Would you please restate the data exactly as it stands, apart from the pictures?

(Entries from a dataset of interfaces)
--- START ---

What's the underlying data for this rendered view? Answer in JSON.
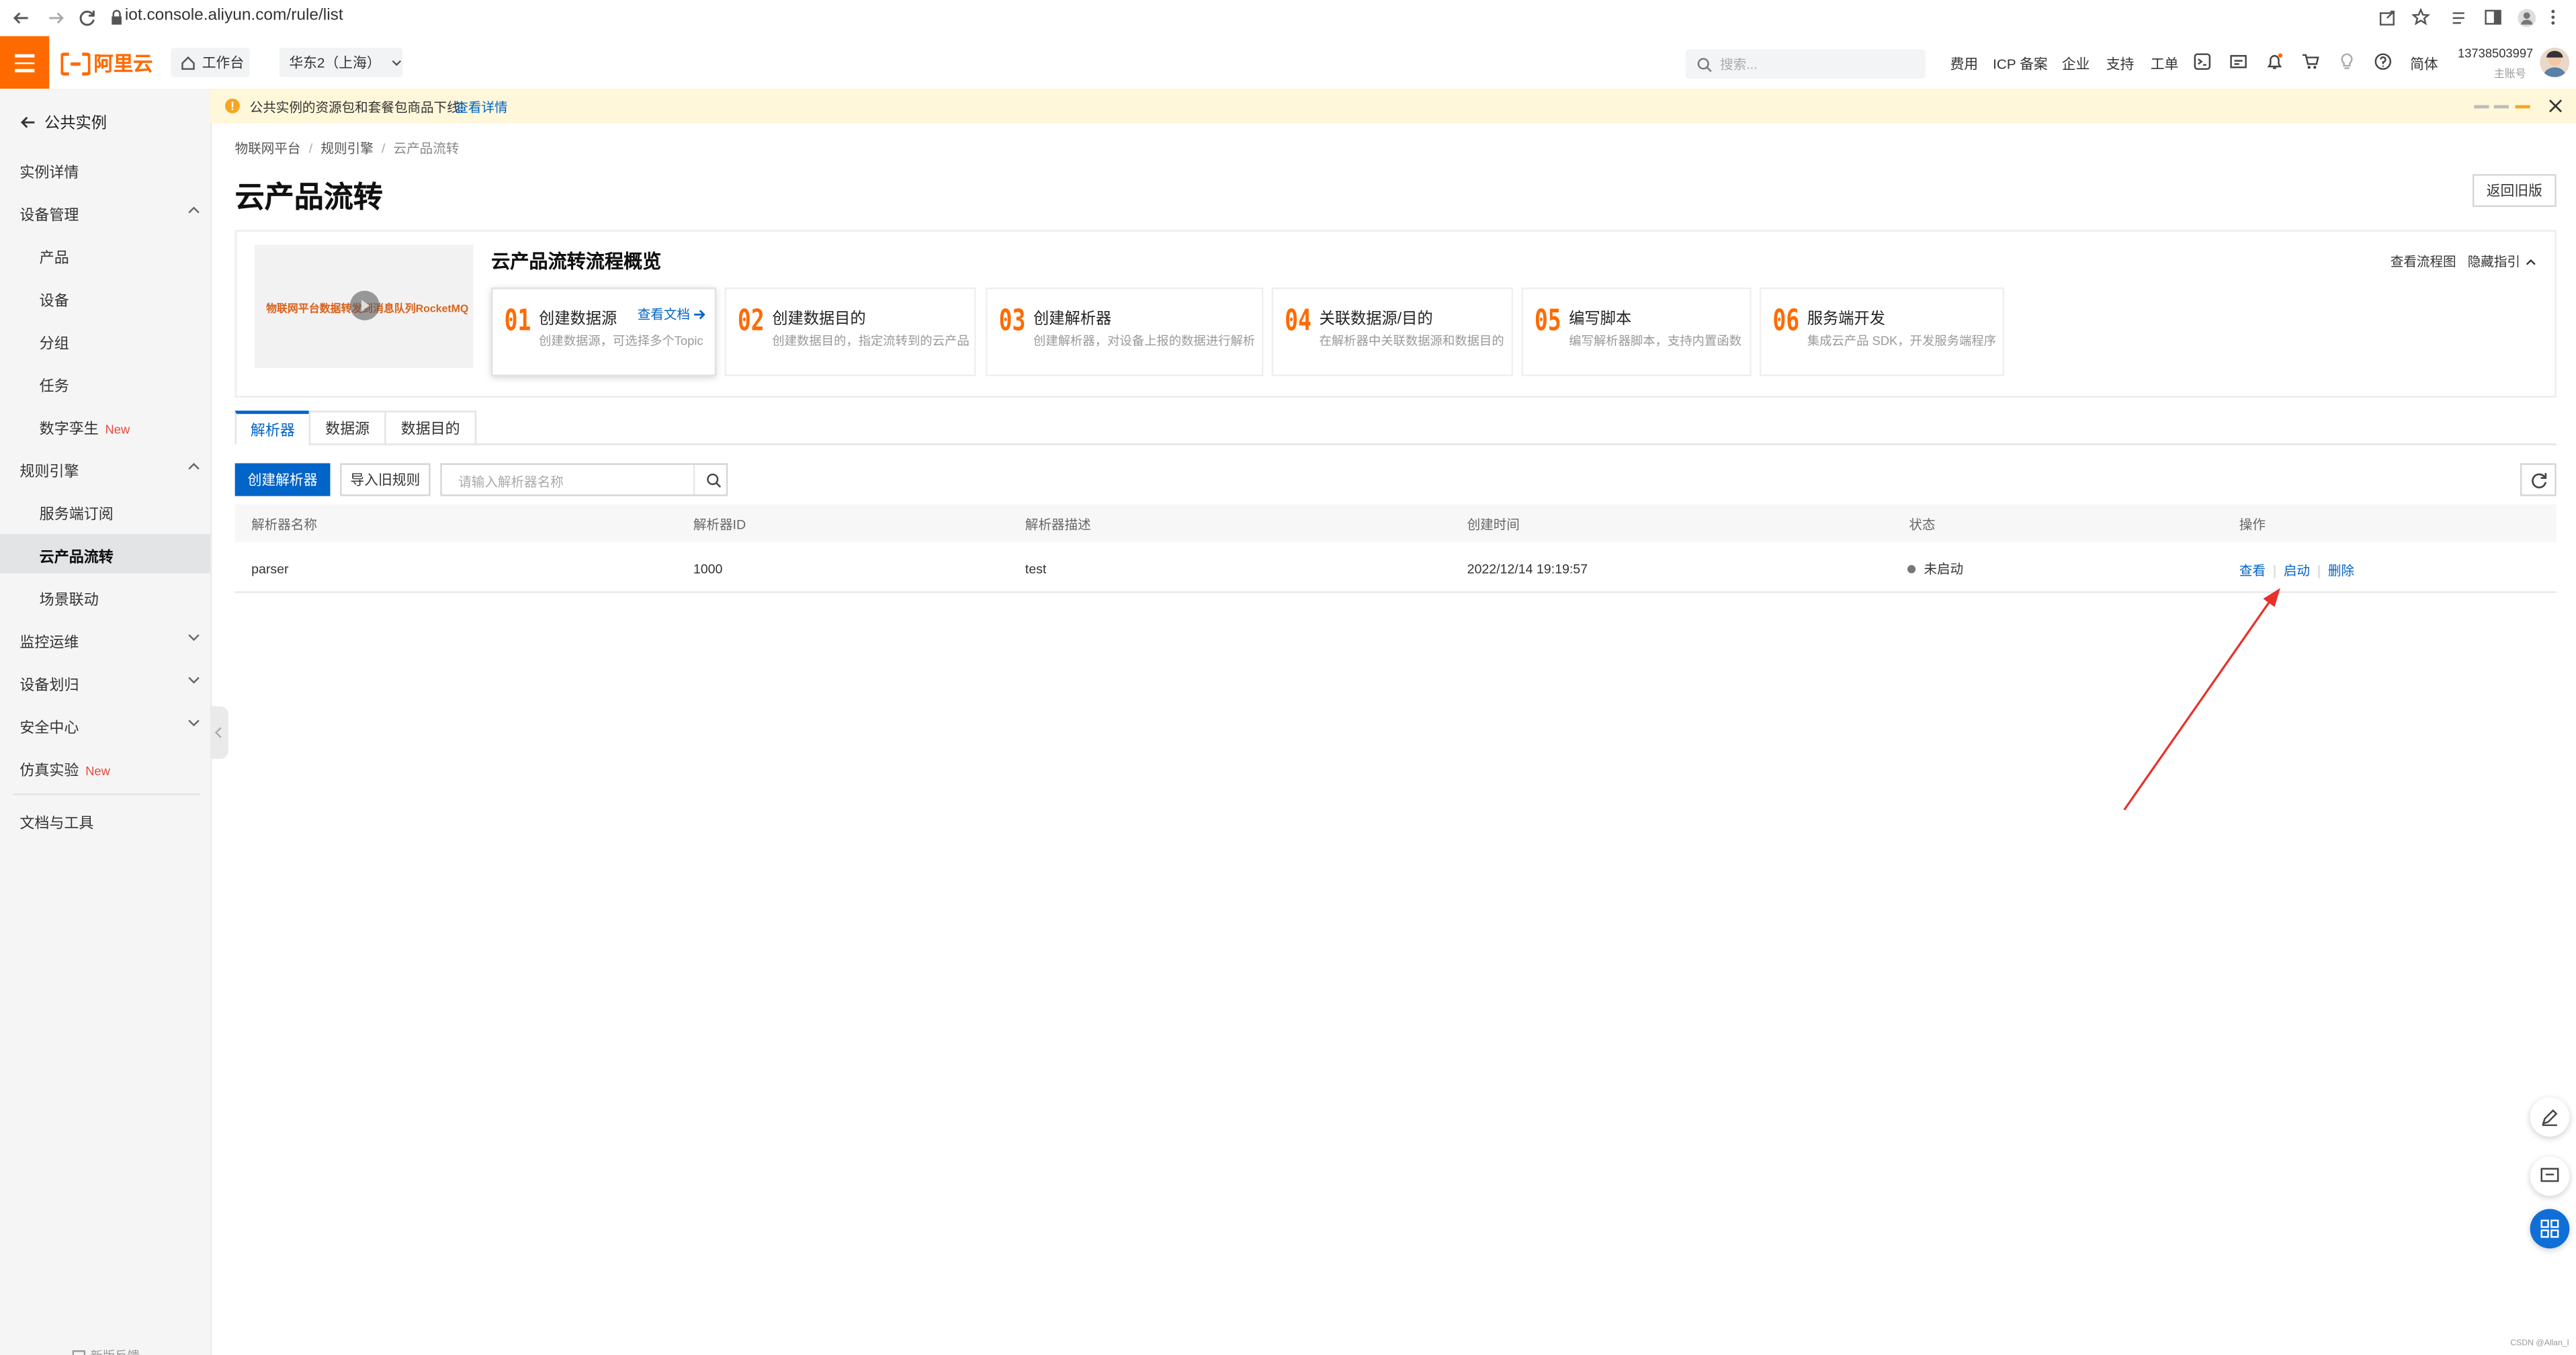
{
  "browser": {
    "url": "iot.console.aliyun.com/rule/list"
  },
  "topnav": {
    "logo": "阿里云",
    "workbench": "工作台",
    "region": "华东2（上海）",
    "search_placeholder": "搜索...",
    "links": [
      "费用",
      "ICP 备案",
      "企业",
      "支持",
      "工单"
    ],
    "lang": "简体",
    "account_id": "13738503997",
    "account_role": "主账号"
  },
  "sidebar": {
    "back_label": "公共实例",
    "items": [
      {
        "label": "实例详情"
      },
      {
        "label": "设备管理"
      },
      {
        "label": "产品"
      },
      {
        "label": "设备"
      },
      {
        "label": "分组"
      },
      {
        "label": "任务"
      },
      {
        "label": "数字孪生",
        "tag": "New"
      },
      {
        "label": "规则引擎"
      },
      {
        "label": "服务端订阅"
      },
      {
        "label": "云产品流转"
      },
      {
        "label": "场景联动"
      },
      {
        "label": "监控运维"
      },
      {
        "label": "设备划归"
      },
      {
        "label": "安全中心"
      },
      {
        "label": "仿真实验",
        "tag": "New"
      },
      {
        "label": "文档与工具"
      }
    ],
    "footer": "新版反馈"
  },
  "notice": {
    "text": "公共实例的资源包和套餐包商品下线!",
    "link": "查看详情"
  },
  "breadcrumb": [
    "物联网平台",
    "规则引擎",
    "云产品流转"
  ],
  "page": {
    "title": "云产品流转",
    "back_old_btn": "返回旧版"
  },
  "guide": {
    "video_caption": "物联网平台数据转发到消息队列RocketMQ",
    "title": "云产品流转流程概览",
    "view_flow": "查看流程图",
    "hide_guide": "隐藏指引",
    "steps": [
      {
        "num": "01",
        "title": "创建数据源",
        "desc": "创建数据源，可选择多个Topic",
        "link": "查看文档"
      },
      {
        "num": "02",
        "title": "创建数据目的",
        "desc": "创建数据目的，指定流转到的云产品"
      },
      {
        "num": "03",
        "title": "创建解析器",
        "desc": "创建解析器，对设备上报的数据进行解析"
      },
      {
        "num": "04",
        "title": "关联数据源/目的",
        "desc": "在解析器中关联数据源和数据目的"
      },
      {
        "num": "05",
        "title": "编写脚本",
        "desc": "编写解析器脚本，支持内置函数"
      },
      {
        "num": "06",
        "title": "服务端开发",
        "desc": "集成云产品 SDK，开发服务端程序"
      }
    ]
  },
  "tabs": [
    "解析器",
    "数据源",
    "数据目的"
  ],
  "toolbar": {
    "create_btn": "创建解析器",
    "import_btn": "导入旧规则",
    "search_placeholder": "请输入解析器名称"
  },
  "table": {
    "headers": [
      "解析器名称",
      "解析器ID",
      "解析器描述",
      "创建时间",
      "状态",
      "操作"
    ],
    "rows": [
      {
        "name": "parser",
        "id": "1000",
        "desc": "test",
        "created": "2022/12/14 19:19:57",
        "status": "未启动",
        "actions": [
          "查看",
          "启动",
          "删除"
        ]
      }
    ]
  },
  "watermark": "CSDN @Allan_l",
  "colors": {
    "brand": "#ff6a00",
    "primary": "#0064c8",
    "annotation": "#e8302a"
  }
}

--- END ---

### REPLY TO THE EXERCISE
What's the underlying data for this rendered view? Answer in JSON.
{
  "browser": {
    "url": "iot.console.aliyun.com/rule/list"
  },
  "topnav": {
    "logo": "阿里云",
    "workbench": "工作台",
    "region": "华东2（上海）",
    "search_placeholder": "搜索...",
    "links": [
      "费用",
      "ICP 备案",
      "企业",
      "支持",
      "工单"
    ],
    "lang": "简体",
    "account_id": "13738503997",
    "account_role": "主账号"
  },
  "sidebar": {
    "back_label": "公共实例",
    "items": [
      {
        "label": "实例详情"
      },
      {
        "label": "设备管理"
      },
      {
        "label": "产品"
      },
      {
        "label": "设备"
      },
      {
        "label": "分组"
      },
      {
        "label": "任务"
      },
      {
        "label": "数字孪生",
        "tag": "New"
      },
      {
        "label": "规则引擎"
      },
      {
        "label": "服务端订阅"
      },
      {
        "label": "云产品流转"
      },
      {
        "label": "场景联动"
      },
      {
        "label": "监控运维"
      },
      {
        "label": "设备划归"
      },
      {
        "label": "安全中心"
      },
      {
        "label": "仿真实验",
        "tag": "New"
      },
      {
        "label": "文档与工具"
      }
    ],
    "footer": "新版反馈"
  },
  "notice": {
    "text": "公共实例的资源包和套餐包商品下线!",
    "link": "查看详情"
  },
  "breadcrumb": [
    "物联网平台",
    "规则引擎",
    "云产品流转"
  ],
  "page": {
    "title": "云产品流转",
    "back_old_btn": "返回旧版"
  },
  "guide": {
    "video_caption": "物联网平台数据转发到消息队列RocketMQ",
    "title": "云产品流转流程概览",
    "view_flow": "查看流程图",
    "hide_guide": "隐藏指引",
    "steps": [
      {
        "num": "01",
        "title": "创建数据源",
        "desc": "创建数据源，可选择多个Topic",
        "link": "查看文档"
      },
      {
        "num": "02",
        "title": "创建数据目的",
        "desc": "创建数据目的，指定流转到的云产品"
      },
      {
        "num": "03",
        "title": "创建解析器",
        "desc": "创建解析器，对设备上报的数据进行解析"
      },
      {
        "num": "04",
        "title": "关联数据源/目的",
        "desc": "在解析器中关联数据源和数据目的"
      },
      {
        "num": "05",
        "title": "编写脚本",
        "desc": "编写解析器脚本，支持内置函数"
      },
      {
        "num": "06",
        "title": "服务端开发",
        "desc": "集成云产品 SDK，开发服务端程序"
      }
    ]
  },
  "tabs": [
    "解析器",
    "数据源",
    "数据目的"
  ],
  "toolbar": {
    "create_btn": "创建解析器",
    "import_btn": "导入旧规则",
    "search_placeholder": "请输入解析器名称"
  },
  "table": {
    "headers": [
      "解析器名称",
      "解析器ID",
      "解析器描述",
      "创建时间",
      "状态",
      "操作"
    ],
    "rows": [
      {
        "name": "parser",
        "id": "1000",
        "desc": "test",
        "created": "2022/12/14 19:19:57",
        "status": "未启动",
        "actions": [
          "查看",
          "启动",
          "删除"
        ]
      }
    ]
  },
  "watermark": "CSDN @Allan_l",
  "colors": {
    "brand": "#ff6a00",
    "primary": "#0064c8",
    "annotation": "#e8302a"
  }
}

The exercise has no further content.